"We are building in Jerusalem because everyone knows that there is no chance the State of Israel will give up neighbourhoods like Har Homa, as you know. It's an inseparable part of Jerusalem."

 

"We are building in Jerusalem because everyone knows that there is no chance the State of Israel will give up neighbourhoods like Har Homa"

Ehud Olmert,
Israeli PM

Palestinians, who refer to Har Homa as Jabal Abu Ghneim, see the building there as the final piece in a wall of settlements encircling Arab east Jerusalem, cutting it off from the rest of the occupied West Bank.

 

Palestinian negotiator Saeb Erekat said Olmert's comments "cannot stand" and that the Palestinians delivered that message directly to Israel's foreign minister and chief negotiator, Tzipi Livni.

 

"This is absolutely unacceptable," Erekat said.

 

Israel's move has drawn criticism from the US which said such construction was "unhelpful" to peace efforts while Palestinians accused Israel of undermining the talks.

 

Washington has been especially critical of Israeli plans to build hundreds of new homes in Har Homa.

 

Israel has rejected criticism of the Har Homa project, saying that the land was annexed and placed inside the city boundaries drawn after occupying the West Bank in 1967.

 

The annexation, however, is not recognised internationally.

 

Olmert's declaration cast a long shadow in Israeli-Palestinian negotiations which resumed on Monday.
 
Ahmed Qureia, the former Palestinian prime minister and now chief negotiator, said "after what the Israeli prime minister said about settlements, the meeting was an unofficial, not an official, meeting".
 
"I expressed our strong anger and complete rejection of this position," he said, adding that it violated Israel's commitment to the international road map peace plan.
 
An Israeli foreign ministry spokesman said Livni and Qureia "restarted their dialogue and met face-to-face for two hours", but
declined to comment on the discussions. 
 
Monday's meeting was the first after the Palestinians suspended talks two weeks ago to protest against an Israeli offensive in the Gaza Strip which killed more than 120 Palestinians.

 

'Concern' over Iran

 

At a briefing on Monday, Olmert and Merkel, who is on a three-day visit to mark Israel's 60th anniversary, expressed a mutual commitment to end Iran's nuclear programme.

 

"We regard with grave concern, in a very similar way, the continuation of Iran's steps to develop nuclear armament," Olmert said at a joint press conference.

 

"Iran must show that it is not working on a nuclear programme"

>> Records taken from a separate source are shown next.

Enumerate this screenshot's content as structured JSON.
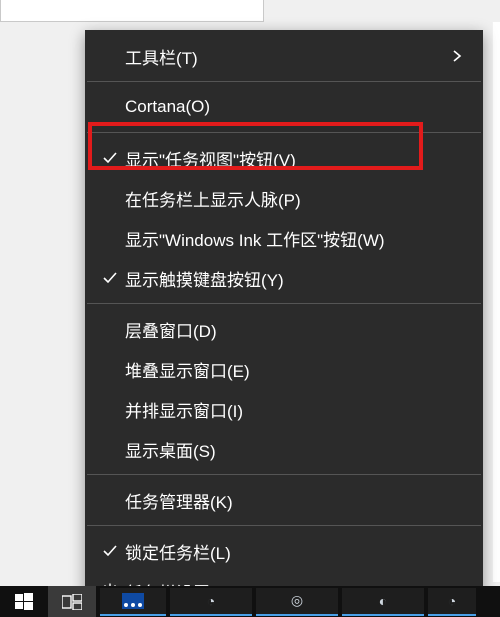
{
  "menu": {
    "items": [
      {
        "label": "工具栏(T)",
        "lead": null,
        "tail": "chevron"
      },
      {
        "sep": true
      },
      {
        "label": "Cortana(O)",
        "lead": null,
        "tail": null
      },
      {
        "sep": true
      },
      {
        "label": "显示\"任务视图\"按钮(V)",
        "lead": "check",
        "tail": null,
        "highlight": true
      },
      {
        "label": "在任务栏上显示人脉(P)",
        "lead": null,
        "tail": null
      },
      {
        "label": "显示\"Windows Ink 工作区\"按钮(W)",
        "lead": null,
        "tail": null
      },
      {
        "label": "显示触摸键盘按钮(Y)",
        "lead": "check",
        "tail": null
      },
      {
        "sep": true
      },
      {
        "label": "层叠窗口(D)",
        "lead": null,
        "tail": null
      },
      {
        "label": "堆叠显示窗口(E)",
        "lead": null,
        "tail": null
      },
      {
        "label": "并排显示窗口(I)",
        "lead": null,
        "tail": null
      },
      {
        "label": "显示桌面(S)",
        "lead": null,
        "tail": null
      },
      {
        "sep": true
      },
      {
        "label": "任务管理器(K)",
        "lead": null,
        "tail": null
      },
      {
        "sep": true
      },
      {
        "label": "锁定任务栏(L)",
        "lead": "check",
        "tail": null
      },
      {
        "label": "任务栏设置(T)",
        "lead": "gear",
        "tail": null
      }
    ]
  },
  "taskbar": {
    "start": "⊞",
    "taskview": "⧉"
  }
}
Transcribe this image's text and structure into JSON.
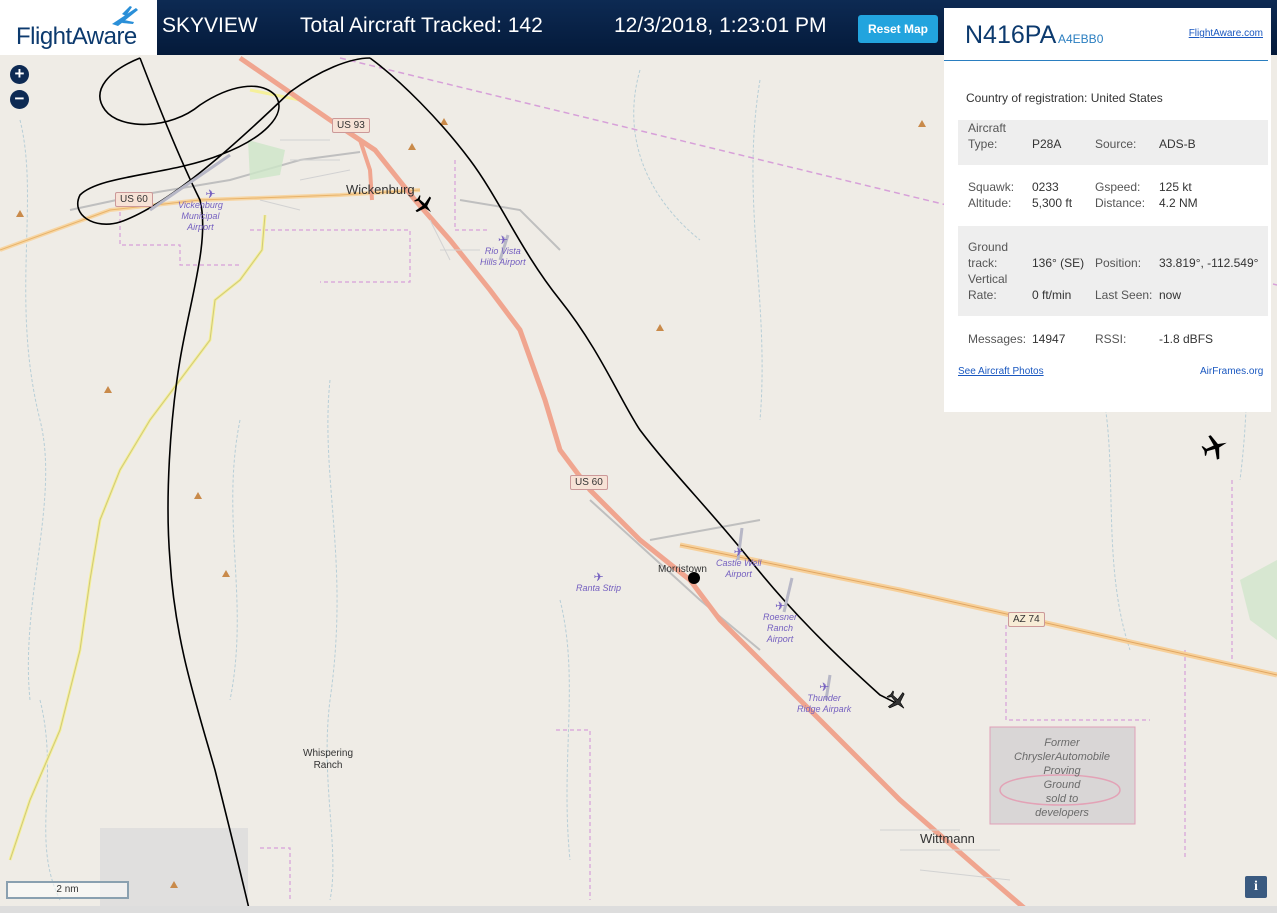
{
  "header": {
    "brand": "FlightAware",
    "app_name": "SKYVIEW",
    "total_tracked": "Total Aircraft Tracked: 142",
    "datetime": "12/3/2018, 1:23:01 PM",
    "reset_label": "Reset Map"
  },
  "map": {
    "zoom_in": "+",
    "zoom_out": "−",
    "scale_label": "2 nm",
    "info_label": "i",
    "places": {
      "wickenburg": "Wickenburg",
      "morristown": "Morristown",
      "wittmann": "Wittmann",
      "whispering_1": "Whispering",
      "whispering_2": "Ranch"
    },
    "roads": {
      "us93": "US 93",
      "us60_a": "US 60",
      "us60_b": "US 60",
      "az74": "AZ 74"
    },
    "airports": {
      "wick_1": "Vickenburg",
      "wick_2": "Municipal",
      "wick_3": "Airport",
      "rio_1": "Rio Vista",
      "rio_2": "Hills Airport",
      "castle_1": "Castle Well",
      "castle_2": "Airport",
      "ranta": "Ranta Strip",
      "roesner_1": "Roesner",
      "roesner_2": "Ranch",
      "roesner_3": "Airport",
      "thunder_1": "Thunder",
      "thunder_2": "Ridge Airpark"
    },
    "former": [
      "Former",
      "ChryslerAutomobile",
      "Proving",
      "Ground",
      "sold to",
      "developers"
    ]
  },
  "panel": {
    "registration": "N416PA",
    "hex": "A4EBB0",
    "fa_link": "FlightAware.com",
    "country_label": "Country of registration:",
    "country_value": "United States",
    "aircraft_type_label_1": "Aircraft",
    "aircraft_type_label_2": "Type:",
    "aircraft_type": "P28A",
    "source_label": "Source:",
    "source": "ADS-B",
    "squawk_label": "Squawk:",
    "squawk": "0233",
    "gspeed_label": "Gspeed:",
    "gspeed": "125 kt",
    "altitude_label": "Altitude:",
    "altitude": "5,300 ft",
    "distance_label": "Distance:",
    "distance": "4.2 NM",
    "ground_label_1": "Ground",
    "ground_label_2": "track:",
    "ground_track": "136° (SE)",
    "position_label": "Position:",
    "position": "33.819°, -112.549°",
    "vrate_label_1": "Vertical",
    "vrate_label_2": "Rate:",
    "vertical_rate": "0 ft/min",
    "lastseen_label": "Last Seen:",
    "last_seen": "now",
    "messages_label": "Messages:",
    "messages": "14947",
    "rssi_label": "RSSI:",
    "rssi": "-1.8 dBFS",
    "photos_link": "See Aircraft Photos",
    "airframes_link": "AirFrames.org"
  }
}
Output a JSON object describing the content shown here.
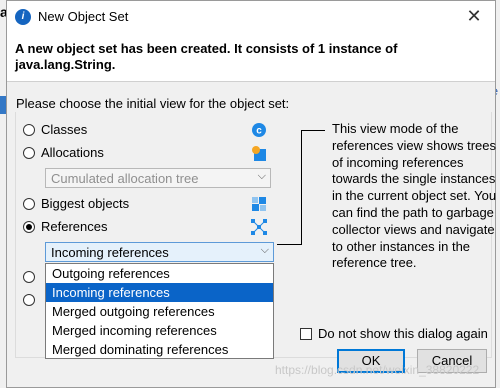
{
  "background": {
    "letter": "a",
    "right_char": "e"
  },
  "dialog": {
    "title": "New Object Set",
    "close_glyph": "✕",
    "header_text": "A new object set has been created. It consists of 1 instance of java.lang.String.",
    "prompt": "Please choose the initial view for the object set:",
    "options": {
      "classes": "Classes",
      "allocations": "Allocations",
      "biggest_objects": "Biggest objects",
      "references": "References"
    },
    "selected_option": "References",
    "allocation_combo": {
      "value": "Cumulated allocation tree",
      "disabled": true
    },
    "references_combo": {
      "value": "Incoming references"
    },
    "dropdown_items": [
      "Outgoing references",
      "Incoming references",
      "Merged outgoing references",
      "Merged incoming references",
      "Merged dominating references"
    ],
    "dropdown_selected": "Incoming references",
    "description": "This view mode of the references view shows trees of incoming references towards the single instances in the current object set. You can find the path to garbage collector views and navigate to other instances in the reference tree.",
    "checkbox_label": "Do not show this dialog again",
    "checkbox_checked": false,
    "ok_label": "OK",
    "cancel_label": "Cancel",
    "watermark": "https://blog.csdn.net/weixin_38820222",
    "icons": {
      "title": "app-icon",
      "classes": "class-c-icon",
      "allocations": "allocation-icon",
      "biggest_objects": "biggest-objects-icon",
      "references": "references-icon"
    },
    "colors": {
      "selection": "#0a64c8",
      "primary_border": "#0078d7",
      "class_icon": "#1e88e5"
    }
  }
}
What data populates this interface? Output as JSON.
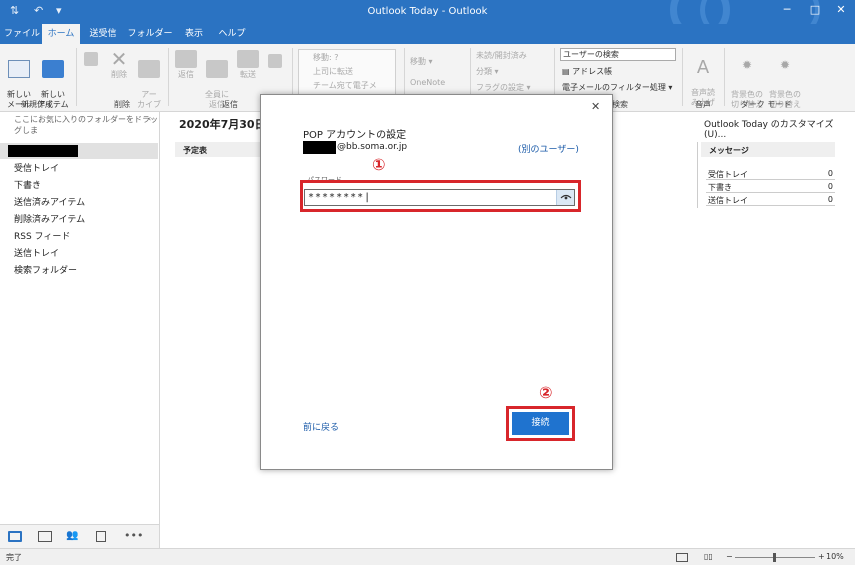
{
  "window": {
    "title": "Outlook Today  -  Outlook",
    "minimize": "─",
    "restore": "□",
    "close": "✕"
  },
  "tabs": [
    "ファイル",
    "ホーム",
    "送受信",
    "フォルダー",
    "表示",
    "ヘルプ"
  ],
  "ribbon": {
    "new_mail": "新しい\nメール",
    "new_items": "新しい\nアイテム ▾",
    "group_new": "新規作成",
    "delete": "削除",
    "archive": "アー\nカイブ",
    "group_delete": "削除",
    "reply": "返信",
    "reply_all": "全員に\n返信",
    "forward": "転送",
    "group_reply": "返信",
    "quick_move": "移動: ?",
    "quick_manager": "上司に転送",
    "quick_team": "チーム宛て電子メ",
    "move": "移動 ▾",
    "onenote": "OneNote",
    "unread_read": "未読/開封済み",
    "categorize": "分類 ▾",
    "followup": "フラグの設定 ▾",
    "search_people": "ユーザーの検索",
    "address_book": "アドレス帳",
    "filter_email": "電子メールのフィルター処理 ▾",
    "group_find": "検索",
    "read_aloud": "音声読\nみ上げ",
    "group_speech": "音声",
    "switch_bg": "背景色の\n切り替え",
    "switch_bg2": "背景色の\n切り替え",
    "group_dark": "ダーク モード"
  },
  "left_pane": {
    "favorites_hint": "ここにお気に入りのフォルダーをドラッグしま",
    "folders": [
      "受信トレイ",
      "下書き",
      "送信済みアイテム",
      "削除済みアイテム",
      "RSS フィード",
      "送信トレイ",
      "検索フォルダー"
    ]
  },
  "main": {
    "date": "2020年7月30日",
    "customize": "Outlook Today のカスタマイズ(U)...",
    "calendar_header": "予定表",
    "messages_header": "メッセージ",
    "messages": [
      {
        "label": "受信トレイ",
        "count": "0"
      },
      {
        "label": "下書き",
        "count": "0"
      },
      {
        "label": "送信トレイ",
        "count": "0"
      }
    ]
  },
  "dialog": {
    "title": "POP アカウントの設定",
    "email": "@bb.soma.or.jp",
    "other_user": "(別のユーザー)",
    "step1": "①",
    "password_label": "パスワード",
    "password_value": "********|",
    "step2": "②",
    "back": "前に戻る",
    "connect": "接続",
    "close": "✕"
  },
  "status": {
    "left": "完了",
    "zoom": "10%"
  },
  "colors": {
    "accent": "#2b73c2",
    "highlight_red": "#d8262b",
    "connect_button": "#1f73cf"
  }
}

Angela Merkel, German chancellor

"We are also joined in our acknowledgement that there is a need to continue to conduct a series of steps that will bring this development process to a halt."

 

Speaking after him, Merkel said Germany considered threats against Israel as "threats against us".


"We agree that we must do all we can to put as much pressure as possible on Iran, through [UN] Security Council measures and also through talks within the European Union."

 

She said Germany was hoping for a diplomatic solution over the Iran nuclear issue.

 

"We're counting on a solution in which as many [countries] as possible are included," she said. "Iran must show that it is not working on a nuclear programme."

 

Iran denies it is seeking atomic arms, and says its nuclear programme is to meet growing energy needs.

 

On Tuesday, Merkel will become the first German chancellor to address the 120-member Knesset, or Israeli parliament.

Source: Agencies